## WHAT IS EXPECTED
For every line that contains the string "agree", pull that line out of the material below.

## THE RECORDS
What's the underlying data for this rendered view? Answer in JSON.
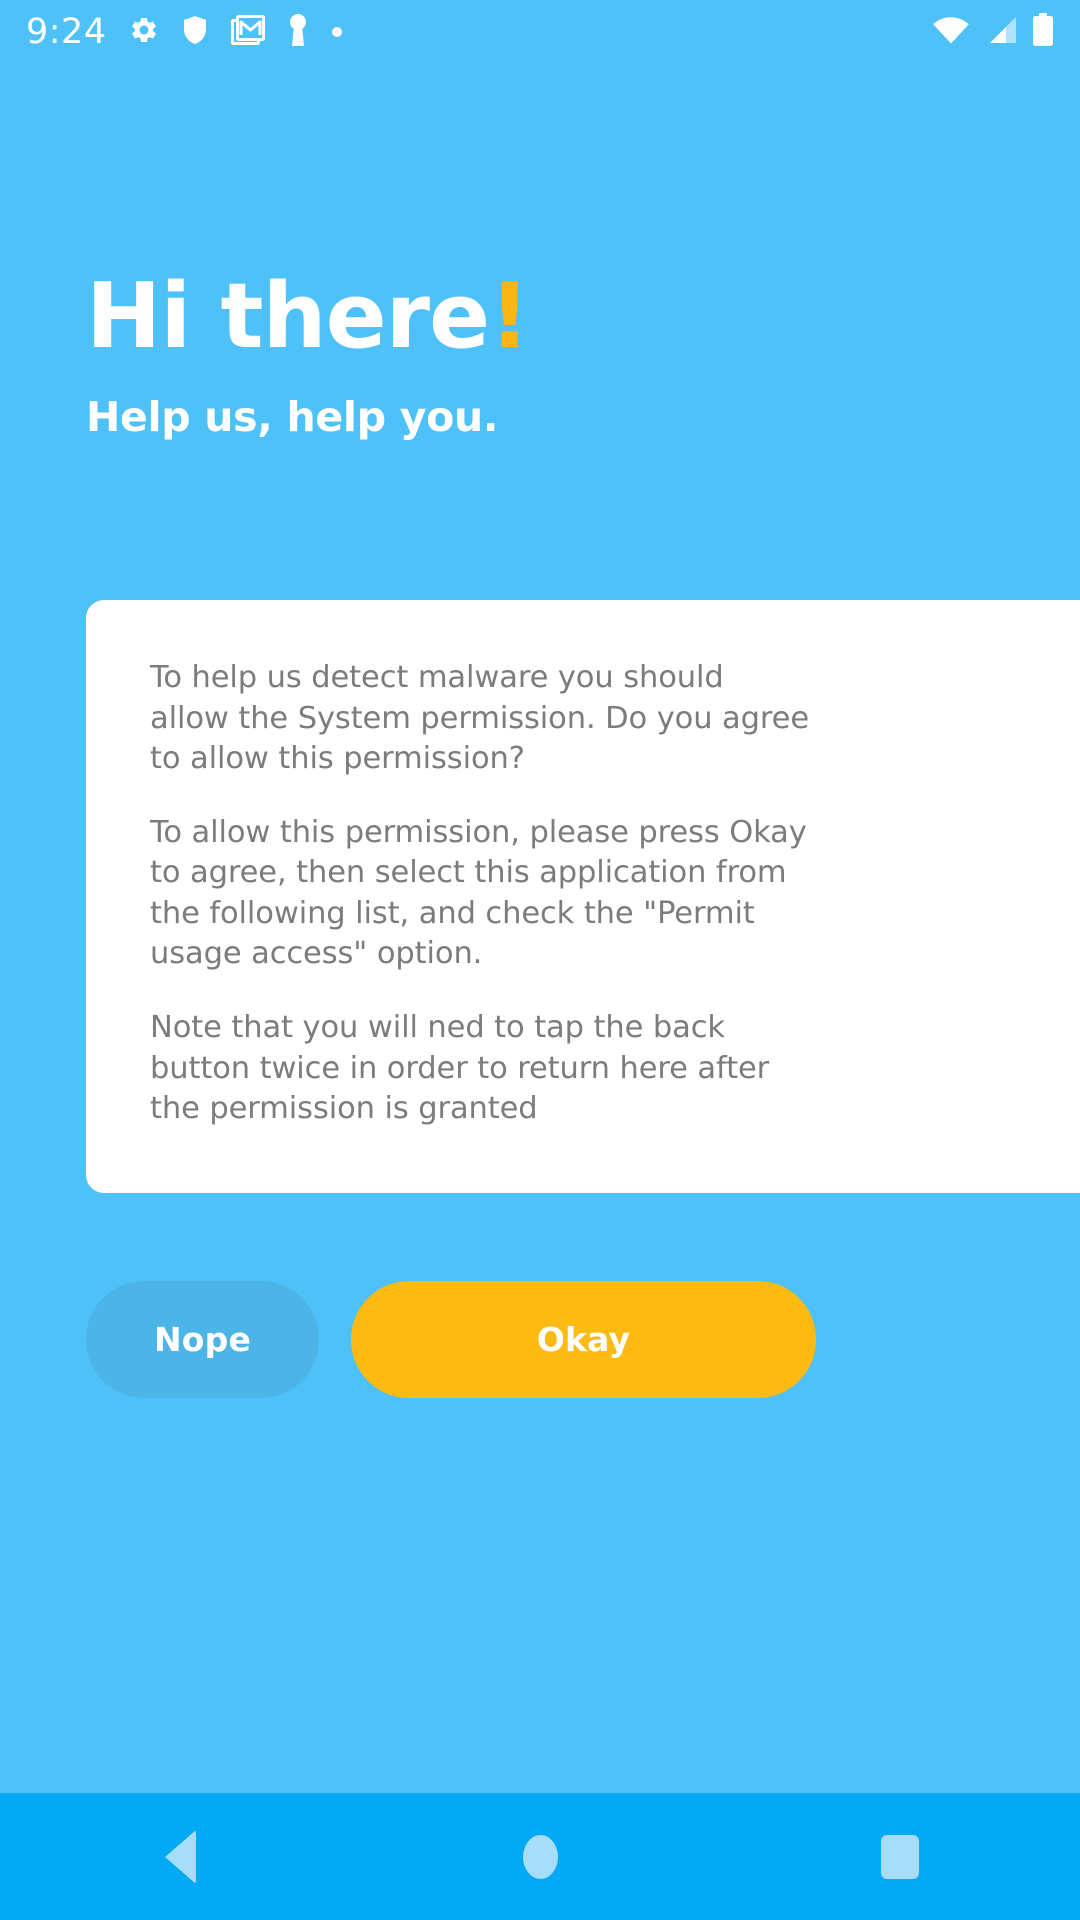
{
  "status_bar": {
    "clock": "9:24",
    "left_icons": [
      "gear-icon",
      "shield-icon",
      "gmail-icon",
      "key-icon",
      "dot-icon"
    ],
    "right_icons": [
      "wifi-icon",
      "cellular-signal-icon",
      "battery-icon"
    ]
  },
  "hero": {
    "title": "Hi there",
    "exclamation": "!",
    "subtitle": "Help us, help you."
  },
  "card": {
    "paragraphs": [
      "To help us detect malware you should allow the System permission. Do you agree to allow this permission?",
      "To allow this permission, please press Okay to agree, then select this application from the following list, and check the \"Permit usage access\" option.",
      "Note that you will ned to tap the back button twice in order to return here after the permission is granted"
    ]
  },
  "buttons": {
    "decline_label": "Nope",
    "accept_label": "Okay"
  },
  "nav_bar": {
    "back_label": "Back",
    "home_label": "Home",
    "recents_label": "Recents"
  },
  "colors": {
    "background": "#4FC1F9",
    "card": "#FFFFFF",
    "accent_amber": "#FDBA12",
    "exclamation_amber": "#FBB517",
    "decline_blue": "#4DB4E8",
    "nav_bar": "#03A9F4",
    "nav_icon": "#A6DDF8",
    "body_text": "#7C7C7C"
  }
}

## SOLUTION
      "To help us detect malware you should allow the System permission. Do you agree to allow this permission?",
      "To allow this permission, please press Okay to agree, then select this application from the following list, and check the \"Permit usage access\" option.",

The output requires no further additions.